As the Kentucky Board of Education wades through the process of selecting a new state education commissioner, most of the public’s attention has focused on the fact no in-state applicants were selected as finalists.
What has been absent from the discussion so far is that most of those responsible for choosing the next state education head will have a very short relationship with the candidate they select.
Seven of the 11 members of the Board of Education likely won’t be reappointed once their terms end in April, yet they are intimately involved in selecting a candidate who could serve for years to come.
As political appointees, board members are appointed by the governor and confirmed by the House and Senate to serve four-year terms. Terms are staggered to create continuity across time, but changes in the governor’s office decrease the likelihood of reappointment.
In April 2008, Gov. Steve Beshear, a Democrat, appointed four new members to the board, replacing four members put in place by his Republican predecessor, Ernie Fletcher.
Fletcher made the same type of wholesale change after he came into office in 2004 by selecting seven replacements for those board members selected four years earlier by former Gov. Paul Patton, a Democrat.
Recent changes in the state education commissioner’s post and the governor’s office have put the board and the governor at odds in recent years. The search in 2007 to replace departing Commissioner Gene Wilhoit, who had been in the post for six years, created a such a conflict.
At that time, the board — all appointed by Gov. Fletcher, who was on his way out of office — ignored a request by newly elected Gov. Beshear to restart the selection process. Beshear contended the board’s search was not broad enough and the state would benefit from making a fresh appeal for applicants.

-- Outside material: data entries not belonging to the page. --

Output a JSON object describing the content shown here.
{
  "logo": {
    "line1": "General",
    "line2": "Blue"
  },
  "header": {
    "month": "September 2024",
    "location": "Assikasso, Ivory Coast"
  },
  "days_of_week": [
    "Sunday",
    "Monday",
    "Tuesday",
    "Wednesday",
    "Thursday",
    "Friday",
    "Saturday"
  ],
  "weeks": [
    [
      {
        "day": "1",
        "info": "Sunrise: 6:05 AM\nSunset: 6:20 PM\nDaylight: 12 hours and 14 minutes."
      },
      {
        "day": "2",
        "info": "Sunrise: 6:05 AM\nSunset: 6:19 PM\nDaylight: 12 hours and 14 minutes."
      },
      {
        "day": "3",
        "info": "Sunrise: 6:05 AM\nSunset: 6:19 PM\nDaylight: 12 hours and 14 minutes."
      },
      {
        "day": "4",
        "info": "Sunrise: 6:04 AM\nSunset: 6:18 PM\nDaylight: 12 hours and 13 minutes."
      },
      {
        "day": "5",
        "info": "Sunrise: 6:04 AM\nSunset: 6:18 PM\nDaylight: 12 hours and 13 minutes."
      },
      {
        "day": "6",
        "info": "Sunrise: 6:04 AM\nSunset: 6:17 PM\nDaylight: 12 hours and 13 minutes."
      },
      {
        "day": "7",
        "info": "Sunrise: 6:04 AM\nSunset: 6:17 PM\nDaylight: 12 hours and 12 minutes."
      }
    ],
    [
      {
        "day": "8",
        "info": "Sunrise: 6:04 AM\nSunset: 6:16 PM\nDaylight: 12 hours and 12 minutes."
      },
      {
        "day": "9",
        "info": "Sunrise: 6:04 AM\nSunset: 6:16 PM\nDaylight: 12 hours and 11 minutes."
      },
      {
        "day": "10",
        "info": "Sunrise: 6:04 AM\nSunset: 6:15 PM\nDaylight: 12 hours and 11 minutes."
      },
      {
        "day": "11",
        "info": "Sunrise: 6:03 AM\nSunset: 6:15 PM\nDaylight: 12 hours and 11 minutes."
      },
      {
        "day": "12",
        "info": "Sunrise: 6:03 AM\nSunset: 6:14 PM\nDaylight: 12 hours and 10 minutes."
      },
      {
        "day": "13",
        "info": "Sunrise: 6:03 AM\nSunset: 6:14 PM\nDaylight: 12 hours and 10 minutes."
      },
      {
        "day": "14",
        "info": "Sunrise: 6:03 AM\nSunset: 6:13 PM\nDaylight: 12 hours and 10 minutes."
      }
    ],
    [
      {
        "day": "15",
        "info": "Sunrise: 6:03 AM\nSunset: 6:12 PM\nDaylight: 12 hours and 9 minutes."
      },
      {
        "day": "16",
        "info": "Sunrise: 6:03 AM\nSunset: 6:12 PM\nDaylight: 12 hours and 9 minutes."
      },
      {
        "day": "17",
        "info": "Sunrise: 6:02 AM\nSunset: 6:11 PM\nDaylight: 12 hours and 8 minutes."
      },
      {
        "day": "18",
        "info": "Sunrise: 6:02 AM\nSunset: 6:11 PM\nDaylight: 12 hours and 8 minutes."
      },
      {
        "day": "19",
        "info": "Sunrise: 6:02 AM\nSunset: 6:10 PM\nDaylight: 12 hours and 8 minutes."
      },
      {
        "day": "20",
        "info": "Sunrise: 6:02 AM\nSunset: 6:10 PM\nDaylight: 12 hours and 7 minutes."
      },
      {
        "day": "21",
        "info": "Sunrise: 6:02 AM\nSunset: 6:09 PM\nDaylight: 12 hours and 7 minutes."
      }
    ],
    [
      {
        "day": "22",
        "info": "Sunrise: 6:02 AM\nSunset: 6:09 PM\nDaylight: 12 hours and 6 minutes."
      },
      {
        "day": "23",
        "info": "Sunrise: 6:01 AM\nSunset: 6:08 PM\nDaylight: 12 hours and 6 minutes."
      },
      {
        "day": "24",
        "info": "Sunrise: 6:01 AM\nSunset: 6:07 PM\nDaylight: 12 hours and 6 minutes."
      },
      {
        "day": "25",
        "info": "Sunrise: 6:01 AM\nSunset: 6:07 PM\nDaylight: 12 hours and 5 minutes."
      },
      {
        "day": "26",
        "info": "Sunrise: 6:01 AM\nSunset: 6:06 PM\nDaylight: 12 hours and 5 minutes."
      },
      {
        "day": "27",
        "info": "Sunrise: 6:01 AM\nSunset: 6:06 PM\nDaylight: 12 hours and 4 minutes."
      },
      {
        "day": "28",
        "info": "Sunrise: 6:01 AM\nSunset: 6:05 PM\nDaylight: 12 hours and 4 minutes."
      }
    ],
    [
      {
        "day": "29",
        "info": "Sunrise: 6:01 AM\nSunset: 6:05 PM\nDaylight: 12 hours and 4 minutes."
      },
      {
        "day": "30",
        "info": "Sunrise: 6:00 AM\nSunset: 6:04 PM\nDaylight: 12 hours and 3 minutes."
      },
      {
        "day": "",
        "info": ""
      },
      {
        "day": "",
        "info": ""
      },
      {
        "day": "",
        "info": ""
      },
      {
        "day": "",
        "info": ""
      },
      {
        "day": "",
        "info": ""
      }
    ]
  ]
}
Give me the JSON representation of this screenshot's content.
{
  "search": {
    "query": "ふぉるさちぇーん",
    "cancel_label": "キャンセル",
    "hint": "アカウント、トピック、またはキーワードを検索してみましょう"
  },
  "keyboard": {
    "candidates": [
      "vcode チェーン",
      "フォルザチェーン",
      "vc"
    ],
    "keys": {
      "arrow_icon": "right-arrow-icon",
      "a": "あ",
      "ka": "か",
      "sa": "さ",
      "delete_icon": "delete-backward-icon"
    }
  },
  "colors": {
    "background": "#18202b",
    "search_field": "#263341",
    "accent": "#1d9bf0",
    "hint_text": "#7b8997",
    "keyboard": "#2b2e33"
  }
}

Now in the midst of another commissioner search, the majority of the board likely won’t work longer than a few months with the new commissioner.
That’s not to suggest outgoing board members would sabotage this process because they were appointed by a governor from a different political party.
But this does create another possible political conflict over a position that this state has attempted to make less political.
With four-year appointments for board members staggered by two years, a governor can have a board filled solely with his appointees by just more than midway through his first term in office. That might allow for the creation and implementation of a cohesive educational policy, but it can create conflict and disjointedness with a change in administrations.
One solution to be considered would be lengthening board member terms. States with appointed boards of education have varying term lengths, with some board members serving terms as long as nine years, as is the case in Mississippi and Tennessee.
Longer terms could help avoid the frequent turnover that Kentucky can see with changes in the governor’s office.
Extending the terms to six years and staggering appointments every two years would create more continuity. A governor could leave an imprint on the board without the body being overhauled every time a new governor takes office.
With the Kentucky Education Reform Act, the state made the education commissioner position an appointed instead of elected position to help remove politics from the process. Lengthening the terms for members could accomplish the same goal for the board.
Kentucky could welcome its next education commissioner when the Board of Education meets next week. But the end of this selection process should begin an examination of how to avoid these types of conflicts in the future.
Monday, July 13, 2009
This editorial from the Messenger-Inquirer by way of KSBA: